‘Do something': Grieving father pleads for Highway 12 safety measures

One month since Thomas Dieterich lost his 18-year-old daughter Marleena, on the deadliest stretch of Highway 12, the mourning dad amplifies his call to improve the expressway.

“Every parent will do anything they possibly can do protect their child,” said Dieterich. “And I mean anything. And every day I have that response. And there is no child. I have an urn sitting on a shelf.”

Marleena died after her vehicle crashed head-on with a semi truck on Highway 12 in Independence.

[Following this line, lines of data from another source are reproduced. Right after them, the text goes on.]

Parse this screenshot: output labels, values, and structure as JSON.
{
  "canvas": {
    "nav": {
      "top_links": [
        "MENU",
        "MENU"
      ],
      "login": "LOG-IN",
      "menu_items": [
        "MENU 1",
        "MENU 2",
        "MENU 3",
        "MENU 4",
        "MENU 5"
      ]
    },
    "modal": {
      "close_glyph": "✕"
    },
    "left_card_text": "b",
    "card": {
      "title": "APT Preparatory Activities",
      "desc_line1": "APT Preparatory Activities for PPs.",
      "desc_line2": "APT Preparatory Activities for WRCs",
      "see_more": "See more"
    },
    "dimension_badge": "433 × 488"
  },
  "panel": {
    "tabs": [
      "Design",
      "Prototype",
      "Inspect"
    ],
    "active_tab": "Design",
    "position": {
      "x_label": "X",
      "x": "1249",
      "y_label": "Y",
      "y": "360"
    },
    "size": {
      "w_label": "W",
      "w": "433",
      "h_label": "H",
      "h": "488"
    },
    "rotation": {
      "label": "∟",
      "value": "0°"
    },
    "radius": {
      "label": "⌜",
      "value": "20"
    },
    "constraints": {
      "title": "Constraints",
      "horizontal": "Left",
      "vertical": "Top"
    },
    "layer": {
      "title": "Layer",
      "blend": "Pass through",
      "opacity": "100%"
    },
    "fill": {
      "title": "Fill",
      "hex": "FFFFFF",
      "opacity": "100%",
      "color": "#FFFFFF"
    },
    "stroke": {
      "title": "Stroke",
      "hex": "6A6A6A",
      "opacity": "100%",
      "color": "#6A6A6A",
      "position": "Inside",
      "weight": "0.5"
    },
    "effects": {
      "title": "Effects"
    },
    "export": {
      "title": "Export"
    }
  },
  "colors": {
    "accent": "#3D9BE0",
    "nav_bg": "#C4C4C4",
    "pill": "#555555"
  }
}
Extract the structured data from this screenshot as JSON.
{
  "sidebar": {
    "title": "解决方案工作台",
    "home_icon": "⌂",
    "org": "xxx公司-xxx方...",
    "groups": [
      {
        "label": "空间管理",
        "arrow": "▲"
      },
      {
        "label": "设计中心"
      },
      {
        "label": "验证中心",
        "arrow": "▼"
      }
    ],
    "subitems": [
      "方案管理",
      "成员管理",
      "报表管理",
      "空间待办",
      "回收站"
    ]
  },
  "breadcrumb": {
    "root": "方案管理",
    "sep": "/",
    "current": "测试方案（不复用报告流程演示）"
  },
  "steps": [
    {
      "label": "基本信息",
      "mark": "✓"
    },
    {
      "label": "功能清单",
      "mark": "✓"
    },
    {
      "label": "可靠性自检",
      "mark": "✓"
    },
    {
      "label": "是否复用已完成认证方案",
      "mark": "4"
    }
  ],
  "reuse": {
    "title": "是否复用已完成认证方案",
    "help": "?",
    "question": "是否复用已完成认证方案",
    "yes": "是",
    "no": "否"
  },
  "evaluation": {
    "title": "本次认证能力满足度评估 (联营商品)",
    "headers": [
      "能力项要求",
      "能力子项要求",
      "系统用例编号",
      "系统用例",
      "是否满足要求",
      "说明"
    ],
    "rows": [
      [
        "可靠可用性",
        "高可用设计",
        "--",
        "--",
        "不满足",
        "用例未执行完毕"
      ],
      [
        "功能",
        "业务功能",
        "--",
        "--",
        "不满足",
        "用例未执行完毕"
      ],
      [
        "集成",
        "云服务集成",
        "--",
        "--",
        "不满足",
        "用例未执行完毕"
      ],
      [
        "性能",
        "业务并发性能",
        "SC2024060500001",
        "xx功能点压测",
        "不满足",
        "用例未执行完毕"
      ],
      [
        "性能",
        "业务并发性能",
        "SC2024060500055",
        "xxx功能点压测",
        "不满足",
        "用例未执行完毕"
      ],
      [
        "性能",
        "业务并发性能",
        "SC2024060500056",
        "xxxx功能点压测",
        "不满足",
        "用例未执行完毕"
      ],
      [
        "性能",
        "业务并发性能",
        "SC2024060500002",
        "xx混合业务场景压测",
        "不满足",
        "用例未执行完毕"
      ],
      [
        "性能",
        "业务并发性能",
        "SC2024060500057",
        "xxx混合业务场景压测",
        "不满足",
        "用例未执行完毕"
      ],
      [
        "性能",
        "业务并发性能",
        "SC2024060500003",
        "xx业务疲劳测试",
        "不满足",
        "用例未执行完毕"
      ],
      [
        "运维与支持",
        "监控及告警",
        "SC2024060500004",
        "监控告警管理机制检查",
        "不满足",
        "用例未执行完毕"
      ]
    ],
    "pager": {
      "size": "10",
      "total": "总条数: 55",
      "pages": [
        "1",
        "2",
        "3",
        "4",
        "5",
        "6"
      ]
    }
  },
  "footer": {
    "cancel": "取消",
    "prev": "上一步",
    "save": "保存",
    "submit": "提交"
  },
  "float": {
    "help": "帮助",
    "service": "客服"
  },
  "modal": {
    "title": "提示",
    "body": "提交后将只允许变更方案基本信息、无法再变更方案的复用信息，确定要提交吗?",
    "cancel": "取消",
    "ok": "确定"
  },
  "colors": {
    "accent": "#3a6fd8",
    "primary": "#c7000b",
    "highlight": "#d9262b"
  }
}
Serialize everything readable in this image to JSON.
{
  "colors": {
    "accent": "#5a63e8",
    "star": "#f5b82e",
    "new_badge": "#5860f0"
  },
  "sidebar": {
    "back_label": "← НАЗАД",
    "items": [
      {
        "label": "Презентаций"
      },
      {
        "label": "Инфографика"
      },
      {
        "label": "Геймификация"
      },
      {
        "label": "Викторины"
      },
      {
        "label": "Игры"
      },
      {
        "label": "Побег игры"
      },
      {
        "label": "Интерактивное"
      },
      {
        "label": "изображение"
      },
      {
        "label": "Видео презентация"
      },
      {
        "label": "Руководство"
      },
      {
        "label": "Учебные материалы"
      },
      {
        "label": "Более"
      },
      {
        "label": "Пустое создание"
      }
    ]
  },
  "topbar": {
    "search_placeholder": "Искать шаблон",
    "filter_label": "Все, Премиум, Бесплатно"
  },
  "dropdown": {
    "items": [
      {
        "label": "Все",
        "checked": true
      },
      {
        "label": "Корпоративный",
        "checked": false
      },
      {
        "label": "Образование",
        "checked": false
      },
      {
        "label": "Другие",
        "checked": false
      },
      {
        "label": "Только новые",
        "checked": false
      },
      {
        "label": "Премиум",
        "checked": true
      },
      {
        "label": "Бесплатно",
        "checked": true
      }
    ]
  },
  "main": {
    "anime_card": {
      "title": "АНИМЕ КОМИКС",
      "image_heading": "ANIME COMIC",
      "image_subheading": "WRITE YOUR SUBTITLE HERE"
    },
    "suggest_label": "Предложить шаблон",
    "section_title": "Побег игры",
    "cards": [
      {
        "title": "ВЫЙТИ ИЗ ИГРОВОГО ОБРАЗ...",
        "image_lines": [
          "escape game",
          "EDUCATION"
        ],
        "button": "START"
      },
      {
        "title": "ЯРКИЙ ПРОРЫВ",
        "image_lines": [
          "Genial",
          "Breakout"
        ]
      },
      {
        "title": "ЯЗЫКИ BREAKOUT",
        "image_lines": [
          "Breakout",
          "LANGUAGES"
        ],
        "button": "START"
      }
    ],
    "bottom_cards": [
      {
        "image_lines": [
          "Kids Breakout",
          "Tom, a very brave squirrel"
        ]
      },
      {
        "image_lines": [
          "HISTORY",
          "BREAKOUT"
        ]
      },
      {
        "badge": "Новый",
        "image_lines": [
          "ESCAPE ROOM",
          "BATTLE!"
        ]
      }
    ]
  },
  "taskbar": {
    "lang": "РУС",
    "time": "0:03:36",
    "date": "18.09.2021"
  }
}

West Hennepin Public Safety officials determined Marleena lost control on the icy roads and crossed over the centerline. 

Her father says he believes even temporary safety patches such as cable barriers, rumble strips, digital signs or additional sanding could have prevented her death.

“You can make incremental improvements to keep people out of harm’s way right now,” said Dieterich. “And they’re not even hard. Digital signage. How difficult is it to allocate resources to that?”

At the last Highway 12 Safety Coalition meeting, the Minnesota Department of Transportation told FOX 9, there are no quick fixes. Major improvements aren't planned on what's long been referred to as "The Corridor of Death" until 2021.

“How many people are going to have to pay the price for their inaction?” said Dieterich. “There is no reason we should be waiting.”

As a software engineer, Dieterich himself respects and understands large, complex systems.

“There’s an adage in engineering circles - you do not let perfect become the enemy of good - and MnDOT seems to have forgotten that,” he said.

Which he says is the very reason he’s written letters to and left voicemails with several local and national representatives, who work on transportation issues. 

“When I don’t patch something, somebody can’t view a webpage, when they don’t patch something my daughter died,” said Dieterich.

As an honors student who excelled athletically, academically and in humanity, Dieterich says Marleena would not only want the safety improvements, but she would strive for them.

“Do something!” said Dieterich. “Do not let perfect be the enemy of good and know that there are people dying.”

Dieterich says other potentially life-saving and immediate changes on Hwy 12 can include reducing the speed limit along areas without a concrete median, increasing patrols, and giving public safety the authority to close the highway when conditions are dangerous.